When Ben Ringel, lead guitarist in rock band Boy Orbison, had to put his touring life on hold due to the Corona Virus pandemic, he wasted no time in pursuing a new creative venture as Make Nashville’s newest welder. 

“I’ve been smoking barbecue my whole life and have been a professional cook for about 10 years,” the musician explains.”I was ready to get a really nice smoker but they are all wildly expensive, generally starting around $2,500 or more and I figured I could spend a little less than half of that [in addition to] learning a trade, if I built it on my own.”

A newcomer to the world of welding, the Louisiana native states that he learned the trade through “YouTube University.” “I severely underestimated, like most people do, just how difficult blue collared trades are to learn,” he admits.
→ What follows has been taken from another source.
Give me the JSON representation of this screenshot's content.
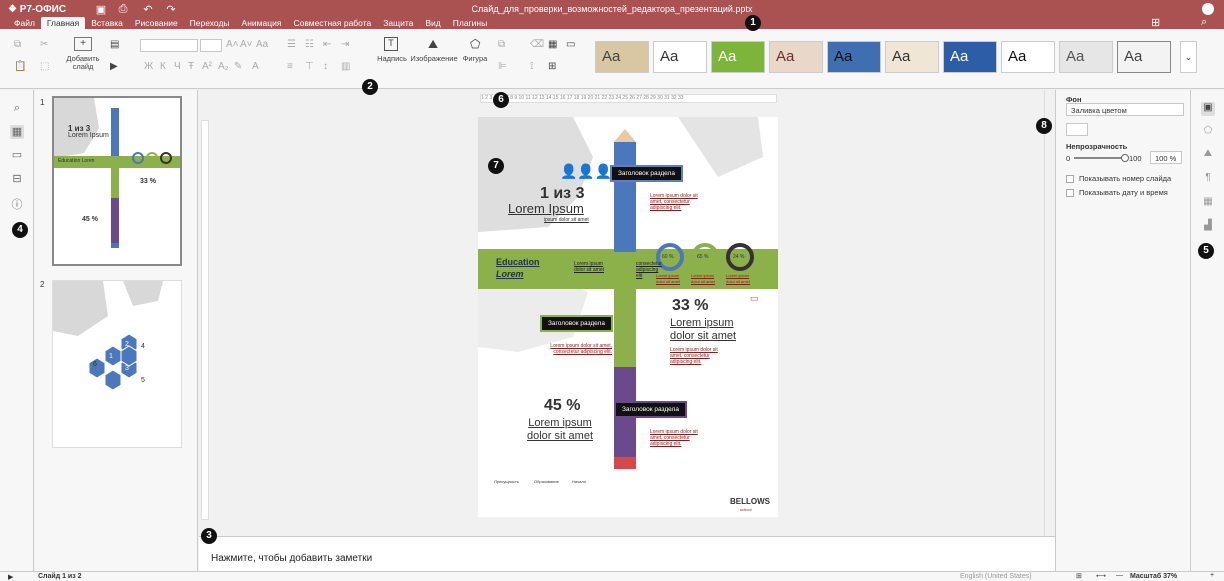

But once the basics were established and Ringel gained the confidence to wrap his hands around the welding gun, he took his barbecue smoker plans to Make Nashville’s welding workshop and got to work.

Going big, Ringel purchased a propane tank in Alabama, which would soon be transformed into a Texas-style smoke chamber. “This is type of smoker is called an offset smoker. It’s very traditional in Texas,” Ringel explains. “In this style, either propane tanks or oilfield pipes are the perfect size and shape ergonomically and it’s a cheap way to get your cooking chamber. I got this [tank] for about $123 whereas buying a new steel pipe this size would be $500 to $600. It’s also always nice to be able to recycle or reuse something.” 

A workshop romance, it took no time for sparks to fly (literally!) as the welder sliced into the tank’s belly with angle grinders and plasma cutters in order to create hinged chamber doors and various other cuts to enable optimal performance of the smoker’s smokestack and log-burning firebox. 

A steel beast, Ringel laughs about it’s size. “My wife is nervous! I’m still figuring out where it will go. It wasn’t until I got [the tank] mounted that I realized it was much bigger than I thought it would be.” Weighing in at about 1,200lbs with the capacity to smoke 10 pork butts, eight briskets or 12 racks of ribs at max, this smoker is no joke. But, that’s not to say that Ringel hasn’t enjoyed his time making it. “A really fun part of this project has been the critical thinking,” Ringel expresses. “An interesting part has been figuring out how to problem solve and the cool part about this shop is that for every major hurdle, there is always someone around to bounce ideas off and that’s been quite helpful. It’s pretty awesome to have a place like this where you pay a pretty reasonable monthly due and you get to create.”

Nearing the end of his project, it took the new welder just under three months to bring his smoker from conception to completion. And for his first smoke? A bunch of turkey legs for a covid-style renaissance fair with friends. As for the future, Ringel is cooking up ideas for BBQ pop-ups and perhaps one day, an even bigger smoker. As for now, we can only imagine that he is mostly looking forward to a well-earned smoky feast.